Remember when the Wild was cruising atop the Western Conference with a comfortable lead in the race for the top seed? Exactly one month ago, for instance, the Wild had 84 points and led both division rival Chicago and Pacific Division-leading San Jose by seven, with at least one game in hand on each.
At the rate Minnesota was going, the team was going to be hard to catch. There had been no real swoons. Every time the Wild lost in regulation, it found a way to win the next time out.
And then, well, March happened. Some defensive cracks that had already become evident even as the Wild won in January and February turned into larger voids when the team stopped scoring as much. As a result, Minnesota has lost eight of 10 games this month.
That seven-point lead over Chicago? It's now a seven-point deficit to the Blackhawks, with precious few games remaining (10 for Chicago, 11 for Minnesota). The Wild has lost three consecutive games to the Blackhawks, all since Feb. 8. As Minnesota has swooned, Chicago has soared, going 17-3 since the start of February.
The Wild will still make the playoffs and is still among the top teams in the West, but the season is suddenly more vulnerable.

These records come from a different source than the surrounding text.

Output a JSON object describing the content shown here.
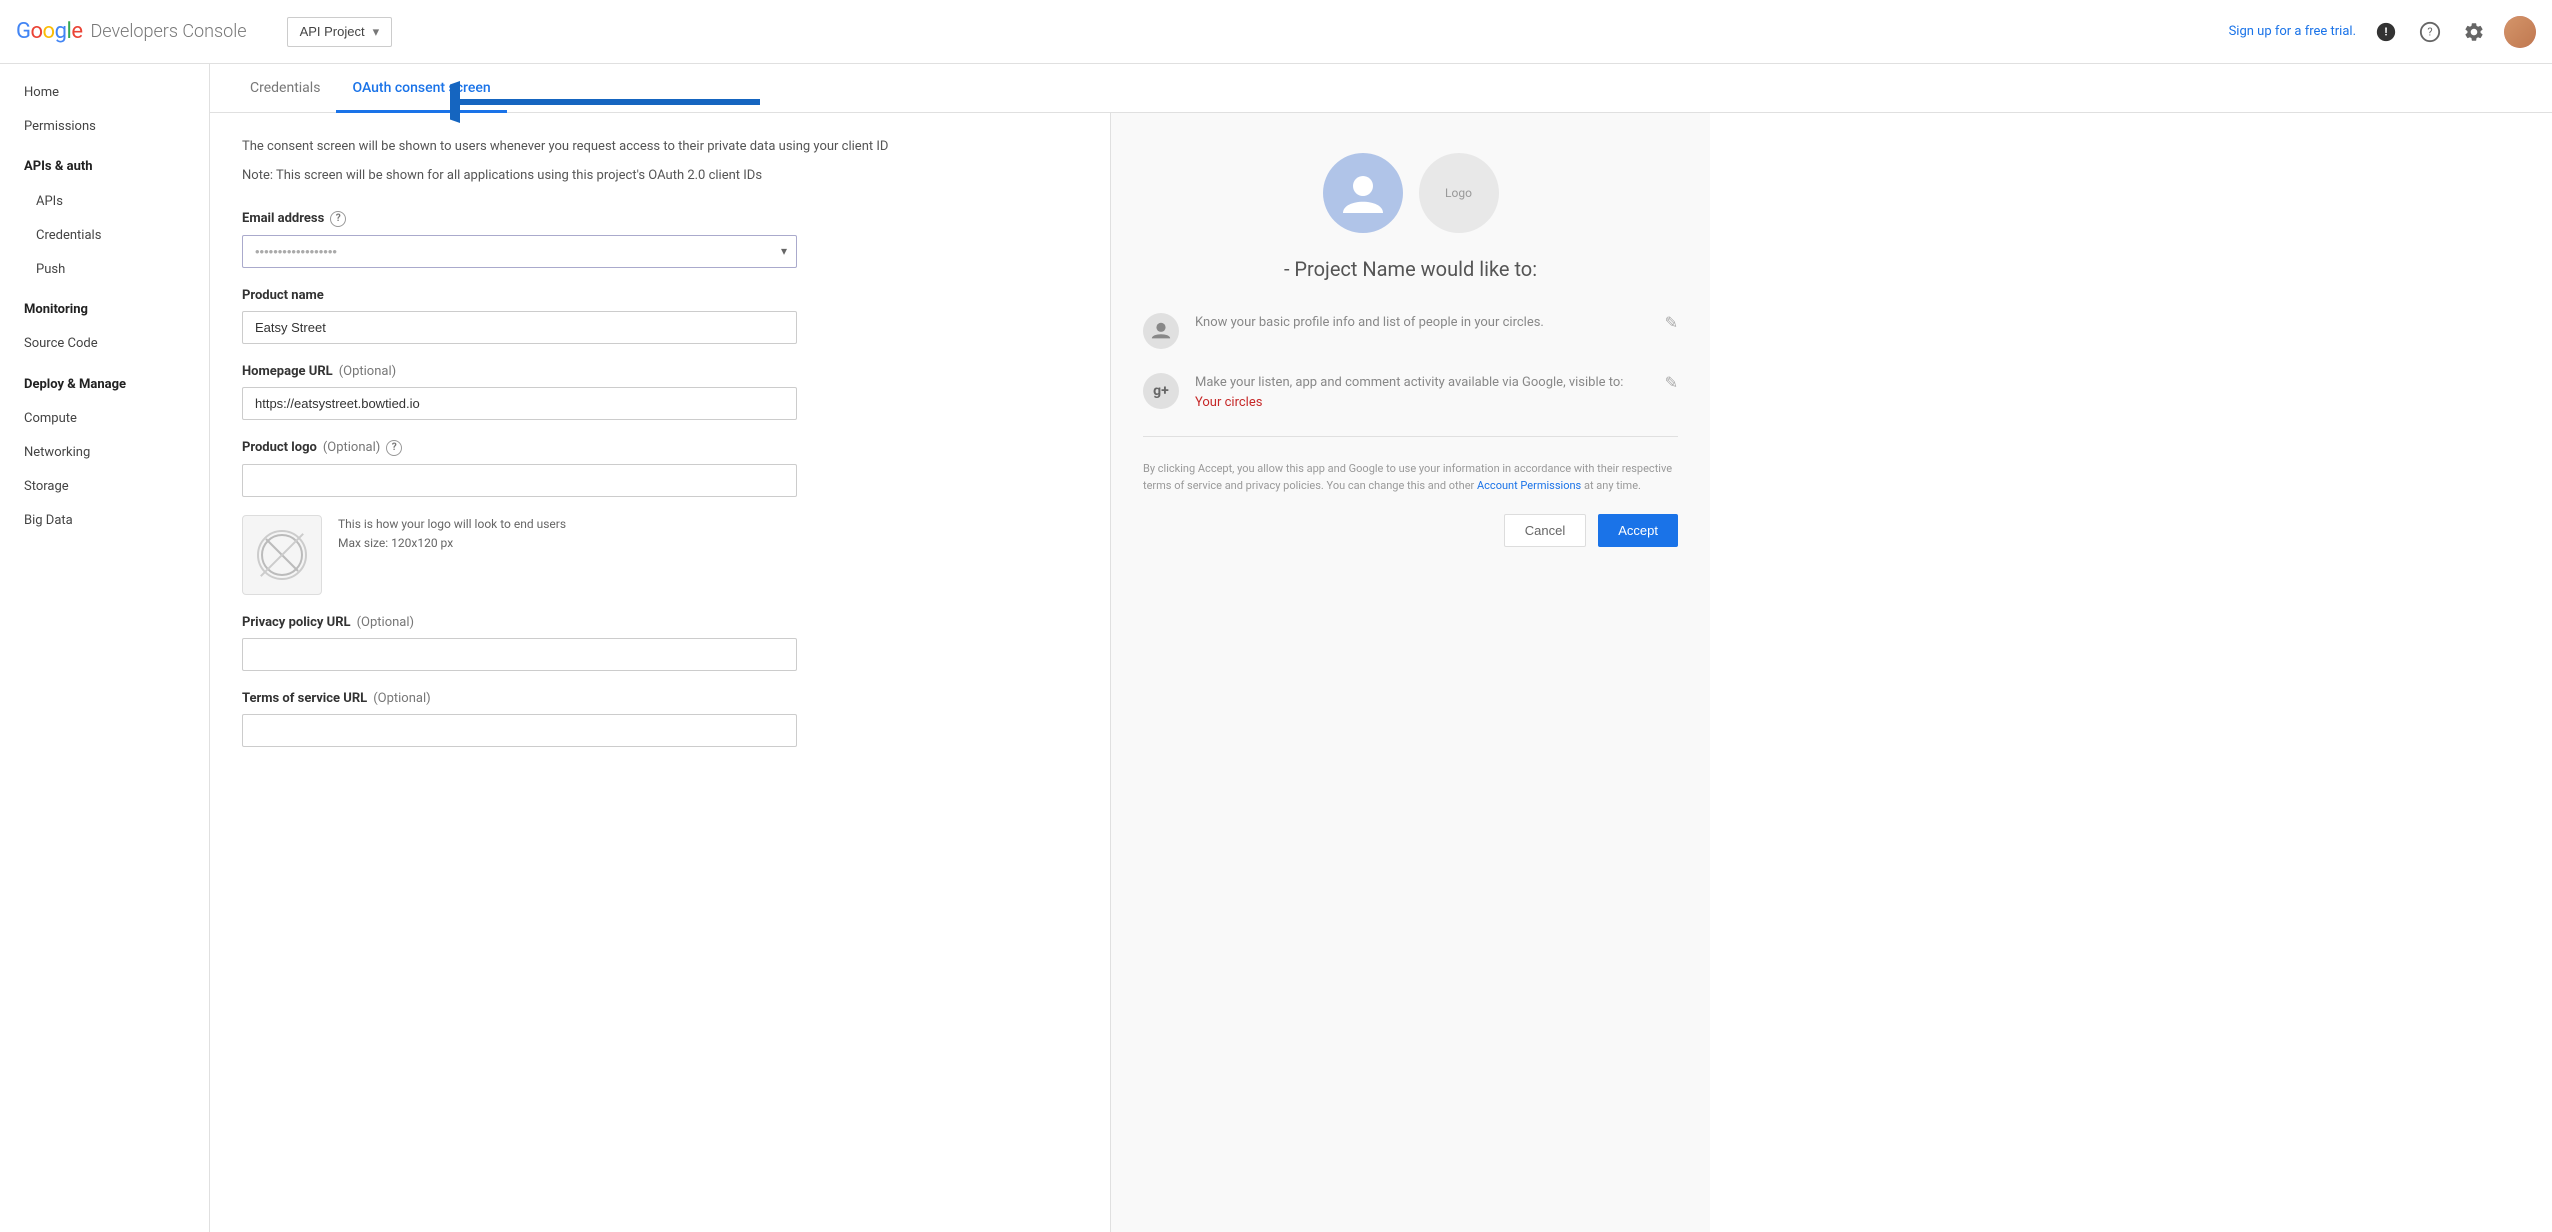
{
  "header": {
    "google_text": "Google",
    "app_name": "Developers Console",
    "project_name": "API Project",
    "free_trial_label": "Sign up for a free trial.",
    "alert_icon": "!",
    "help_icon": "?",
    "settings_icon": "⚙"
  },
  "sidebar": {
    "items": [
      {
        "id": "home",
        "label": "Home",
        "type": "normal"
      },
      {
        "id": "permissions",
        "label": "Permissions",
        "type": "normal"
      },
      {
        "id": "apis-auth",
        "label": "APIs & auth",
        "type": "bold"
      },
      {
        "id": "apis",
        "label": "APIs",
        "type": "sub"
      },
      {
        "id": "credentials",
        "label": "Credentials",
        "type": "sub"
      },
      {
        "id": "push",
        "label": "Push",
        "type": "sub"
      },
      {
        "id": "monitoring",
        "label": "Monitoring",
        "type": "bold"
      },
      {
        "id": "source-code",
        "label": "Source Code",
        "type": "normal"
      },
      {
        "id": "deploy-manage",
        "label": "Deploy & Manage",
        "type": "bold"
      },
      {
        "id": "compute",
        "label": "Compute",
        "type": "normal"
      },
      {
        "id": "networking",
        "label": "Networking",
        "type": "normal"
      },
      {
        "id": "storage",
        "label": "Storage",
        "type": "normal"
      },
      {
        "id": "big-data",
        "label": "Big Data",
        "type": "normal"
      }
    ]
  },
  "tabs": [
    {
      "id": "credentials",
      "label": "Credentials",
      "active": false
    },
    {
      "id": "oauth-consent",
      "label": "OAuth consent screen",
      "active": true
    }
  ],
  "form": {
    "description": "The consent screen will be shown to users whenever you request access to their private data using your client ID",
    "note": "Note: This screen will be shown for all applications using this project's OAuth 2.0 client IDs",
    "email_label": "Email address",
    "email_placeholder": "••••••••••••••••••",
    "email_value": "",
    "product_name_label": "Product name",
    "product_name_value": "Eatsy Street",
    "homepage_label": "Homepage URL",
    "homepage_optional": "(Optional)",
    "homepage_value": "https://eatsystreet.bowtied.io",
    "product_logo_label": "Product logo",
    "product_logo_optional": "(Optional)",
    "logo_hint_line1": "This is how your logo will look to end users",
    "logo_hint_line2": "Max size: 120x120 px",
    "privacy_policy_label": "Privacy policy URL",
    "privacy_policy_optional": "(Optional)",
    "privacy_policy_value": "",
    "terms_label": "Terms of service URL",
    "terms_optional": "(Optional)",
    "terms_value": ""
  },
  "preview": {
    "project_name_text": "- Project Name would like to:",
    "logo_placeholder": "Logo",
    "perm1_text": "Know your basic profile info and list of people in your circles.",
    "perm2_text1": "Make your listen, app and comment activity available via Google, visible to:",
    "perm2_link": "Your circles",
    "accept_notice": "By clicking Accept, you allow this app and Google to use your information in accordance with their respective terms of service and privacy policies. You can change this and other ",
    "account_permissions_link": "Account Permissions",
    "accept_notice_end": " at any time.",
    "cancel_label": "Cancel",
    "accept_label": "Accept"
  }
}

So the question becomes: how concerned should we be about the Wild?
Is this cold spell foreshadowing a quick playoff exit, putting a major damper on a breakthrough season under first-year coach Bruce Boudreau?
Or is this merely an uncomfortable but short-term slump, better experienced in March than in April or May during the playoffs? Let's try to sort things out.
REASONS FOR OPTIMISM
*During this 2-8 stretch over the last 10 games, the Wild has been held to two goals or fewer seven times. That's not good, of course, but it stands in stark contrast to the rest of the season. Minnesota still leads the West in goals scored (232), so the body of work suggests this is more of an offensive slump caused by a combination of illness and maybe some tired legs slogging through a brutal closing schedule.
*Along those same lines, slumps are natural — even for good teams. Last year's Stanley Cup champions, the Penguins, went through a 2-9 stretch early in the season before rebounding. Two years ago, the Blackhawks lost their final four regular-season games before going on a playoff run and winning the Cup. The Wild's body of work over the first two-thirds of the season suggests this recent poor stretch is not a trend. This isn't the hot-and-cold Wild of past years. This is the first sustained stretch of losing all season.
REASONS FOR PESSIMISM
*While goalie Devan Dubnyk's overall numbers this season are still very good — 36 wins, .927 save percentage, 2.18 goals against average — he's certainly been more human than he was during a torrid start to the season. In his first 27 games this season, Dubnyk had a .947 save percentage. That wasn't going to be sustainable, and here is the result: in his last 31 games, that percentage is just .908 — not terrible, but a notable drop-off. The Wild continued to win until this month even after Dubnyk cooled off thanks to a terrific offense. This month during the Wild's swoon, his save percentage is .899. Even the best teams often need their goalie to steal a game during the playoffs. Neither Dubnyk nor the Wild's defense gives you confidence in that happening right now.
*For as good as the Wild was for the first two-thirds of this season, much of the good work was done largely with a roster that was quite similar to those of years past — when the Wild was a playoff team but not among the league's best. If we take the long view of the past four or five seasons, it is possible that the Wild team we saw for much of this season was an overachieving outlier.
When a team that had been rolling along suddenly loses eight of 10 games — complete with players-only meetings and terse post-game press conferences from the head coach — some level of concern is warranted.
That said, a bunch of these recent losses have been on the road and were out of character in relation to the bulk of the season. The Wild should get the benefit of the doubt that it can find its game over the rest of the regular season — and having seven of 11 at Xcel Energy Center should help.
In the end, losing the division race to Chicago — likely at this point — isn't as important as how the team is playing once the playoffs start. Either way, this season was likely going to be defined by a potential second-round matchup against the Blackhawks. If Minnesota can get to that point and get over that hurdle, this regular-season dip will be forgotten.
But if the season ends there — or sooner — we will certainly look back on March as the time when things started to come apart.